All content provided on this blog is for informational purposes only. The American Schools of Oriental Research (ASOR) makes no representations as to the accuracy or completeness of any information on this blog or found by following any link on this blog. ASOR will not be liable for any errors or omissions in this information. ASOR will not be liable for any losses, injuries, or damages from the display or use of this information. The opinions expressed by Bloggers and those providing comments are theirs alone, and do not reflect the opinions of ASOR or any employee thereof.

Share on Facebook0Tweet about this on TwitterShare on Google+1Email this to someoneShare on Reddit0Share on StumbleUpon0Share on LinkedIn0
Sign in to view all ASOR Blog content!

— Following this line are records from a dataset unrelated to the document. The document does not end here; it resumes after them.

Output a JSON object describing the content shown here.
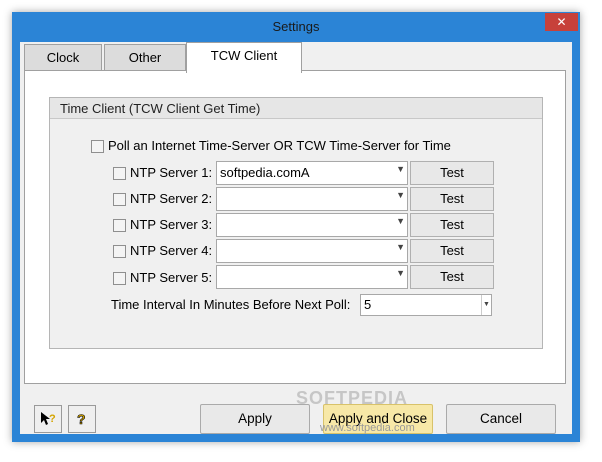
{
  "window": {
    "title": "Settings",
    "close_glyph": "✕"
  },
  "tabs": [
    {
      "label": "Clock",
      "active": false
    },
    {
      "label": "Other",
      "active": false
    },
    {
      "label": "TCW Client",
      "active": true
    }
  ],
  "group": {
    "title": "Time Client (TCW Client Get Time)",
    "poll_label": "Poll an Internet Time-Server OR TCW Time-Server for Time",
    "poll_checked": false,
    "servers": [
      {
        "label": "NTP Server 1:",
        "value": "softpedia.comA",
        "checked": false,
        "test_label": "Test"
      },
      {
        "label": "NTP Server 2:",
        "value": "",
        "checked": false,
        "test_label": "Test"
      },
      {
        "label": "NTP Server 3:",
        "value": "",
        "checked": false,
        "test_label": "Test"
      },
      {
        "label": "NTP Server 4:",
        "value": "",
        "checked": false,
        "test_label": "Test"
      },
      {
        "label": "NTP Server 5:",
        "value": "",
        "checked": false,
        "test_label": "Test"
      }
    ],
    "interval_label": "Time Interval In Minutes Before Next Poll:",
    "interval_value": "5"
  },
  "footer": {
    "apply_label": "Apply",
    "apply_close_label": "Apply and Close",
    "cancel_label": "Cancel",
    "help_pointer_icon": "whats-this-help-icon",
    "help_icon": "help-icon"
  },
  "watermark": {
    "text": "www.softpedia.com",
    "overlay": "SOFTPEDIA"
  },
  "colors": {
    "title_bar": "#2b84d6",
    "close_button": "#c7413a",
    "primary_button": "#f7e8a7"
  }
}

If you have not set up a username and password for the ASOR Blog, please close this box by clicking anywhere on the screen then go to the Friends of ASOR option in the menu above. If you have forgotten your password, please click the Forgot Login Password option in the above menu.